- _Task brief_: Keeping every word and mark, copy all of the data.

- _Extracted records_:
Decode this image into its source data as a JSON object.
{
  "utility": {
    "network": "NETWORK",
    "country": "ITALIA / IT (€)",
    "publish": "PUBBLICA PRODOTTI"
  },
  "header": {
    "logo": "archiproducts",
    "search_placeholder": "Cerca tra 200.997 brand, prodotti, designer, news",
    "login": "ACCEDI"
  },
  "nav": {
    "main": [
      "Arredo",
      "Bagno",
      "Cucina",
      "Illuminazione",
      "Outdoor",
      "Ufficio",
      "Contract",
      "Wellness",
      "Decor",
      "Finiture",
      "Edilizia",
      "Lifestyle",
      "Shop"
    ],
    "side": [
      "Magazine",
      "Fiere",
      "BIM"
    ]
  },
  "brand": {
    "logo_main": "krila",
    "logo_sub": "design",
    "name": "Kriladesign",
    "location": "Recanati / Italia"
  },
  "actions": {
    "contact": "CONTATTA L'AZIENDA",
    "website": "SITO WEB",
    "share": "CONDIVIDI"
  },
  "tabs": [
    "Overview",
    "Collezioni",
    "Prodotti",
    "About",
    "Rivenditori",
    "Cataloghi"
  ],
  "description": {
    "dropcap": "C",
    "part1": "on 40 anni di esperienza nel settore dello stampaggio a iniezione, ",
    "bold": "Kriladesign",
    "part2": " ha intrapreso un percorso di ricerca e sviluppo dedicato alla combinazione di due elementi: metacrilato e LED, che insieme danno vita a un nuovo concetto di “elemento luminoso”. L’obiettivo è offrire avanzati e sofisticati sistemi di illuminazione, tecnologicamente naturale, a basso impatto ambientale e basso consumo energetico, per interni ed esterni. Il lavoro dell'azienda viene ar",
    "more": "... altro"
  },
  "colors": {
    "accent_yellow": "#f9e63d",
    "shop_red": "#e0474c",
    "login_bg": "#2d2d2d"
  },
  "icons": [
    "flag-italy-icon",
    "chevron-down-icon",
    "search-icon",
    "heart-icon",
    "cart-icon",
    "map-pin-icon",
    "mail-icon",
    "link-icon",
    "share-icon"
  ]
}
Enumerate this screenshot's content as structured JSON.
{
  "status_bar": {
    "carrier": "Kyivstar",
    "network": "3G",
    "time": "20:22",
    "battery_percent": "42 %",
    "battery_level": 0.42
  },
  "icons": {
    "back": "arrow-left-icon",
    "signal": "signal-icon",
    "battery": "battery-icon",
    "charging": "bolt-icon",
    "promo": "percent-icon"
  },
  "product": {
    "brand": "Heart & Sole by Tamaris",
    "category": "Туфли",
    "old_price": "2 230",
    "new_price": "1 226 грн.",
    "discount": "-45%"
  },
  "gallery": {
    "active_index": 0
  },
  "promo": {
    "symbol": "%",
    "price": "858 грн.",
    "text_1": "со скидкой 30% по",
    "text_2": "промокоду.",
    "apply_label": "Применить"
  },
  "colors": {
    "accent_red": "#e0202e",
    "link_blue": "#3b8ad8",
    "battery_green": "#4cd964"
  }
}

- _Solution to this exercise_:
Decode this image into its source data as a JSON object.
{
  "utility": {
    "network": "NETWORK",
    "country": "ITALIA / IT (€)",
    "publish": "PUBBLICA PRODOTTI"
  },
  "header": {
    "logo": "archiproducts",
    "search_placeholder": "Cerca tra 200.997 brand, prodotti, designer, news",
    "login": "ACCEDI"
  },
  "nav": {
    "main": [
      "Arredo",
      "Bagno",
      "Cucina",
      "Illuminazione",
      "Outdoor",
      "Ufficio",
      "Contract",
      "Wellness",
      "Decor",
      "Finiture",
      "Edilizia",
      "Lifestyle",
      "Shop"
    ],
    "side": [
      "Magazine",
      "Fiere",
      "BIM"
    ]
  },
  "brand": {
    "logo_main": "krila",
    "logo_sub": "design",
    "name": "Kriladesign",
    "location": "Recanati / Italia"
  },
  "actions": {
    "contact": "CONTATTA L'AZIENDA",
    "website": "SITO WEB",
    "share": "CONDIVIDI"
  },
  "tabs": [
    "Overview",
    "Collezioni",
    "Prodotti",
    "About",
    "Rivenditori",
    "Cataloghi"
  ],
  "description": {
    "dropcap": "C",
    "part1": "on 40 anni di esperienza nel settore dello stampaggio a iniezione, ",
    "bold": "Kriladesign",
    "part2": " ha intrapreso un percorso di ricerca e sviluppo dedicato alla combinazione di due elementi: metacrilato e LED, che insieme danno vita a un nuovo concetto di “elemento luminoso”. L’obiettivo è offrire avanzati e sofisticati sistemi di illuminazione, tecnologicamente naturale, a basso impatto ambientale e basso consumo energetico, per interni ed esterni. Il lavoro dell'azienda viene ar",
    "more": "... altro"
  },
  "colors": {
    "accent_yellow": "#f9e63d",
    "shop_red": "#e0474c",
    "login_bg": "#2d2d2d"
  },
  "icons": [
    "flag-italy-icon",
    "chevron-down-icon",
    "search-icon",
    "heart-icon",
    "cart-icon",
    "map-pin-icon",
    "mail-icon",
    "link-icon",
    "share-icon"
  ]
}
Enumerate this screenshot's content as structured JSON.
{
  "status_bar": {
    "carrier": "Kyivstar",
    "network": "3G",
    "time": "20:22",
    "battery_percent": "42 %",
    "battery_level": 0.42
  },
  "icons": {
    "back": "arrow-left-icon",
    "signal": "signal-icon",
    "battery": "battery-icon",
    "charging": "bolt-icon",
    "promo": "percent-icon"
  },
  "product": {
    "brand": "Heart & Sole by Tamaris",
    "category": "Туфли",
    "old_price": "2 230",
    "new_price": "1 226 грн.",
    "discount": "-45%"
  },
  "gallery": {
    "active_index": 0
  },
  "promo": {
    "symbol": "%",
    "price": "858 грн.",
    "text_1": "со скидкой 30% по",
    "text_2": "промокоду.",
    "apply_label": "Применить"
  },
  "colors": {
    "accent_red": "#e0202e",
    "link_blue": "#3b8ad8",
    "battery_green": "#4cd964"
  }
}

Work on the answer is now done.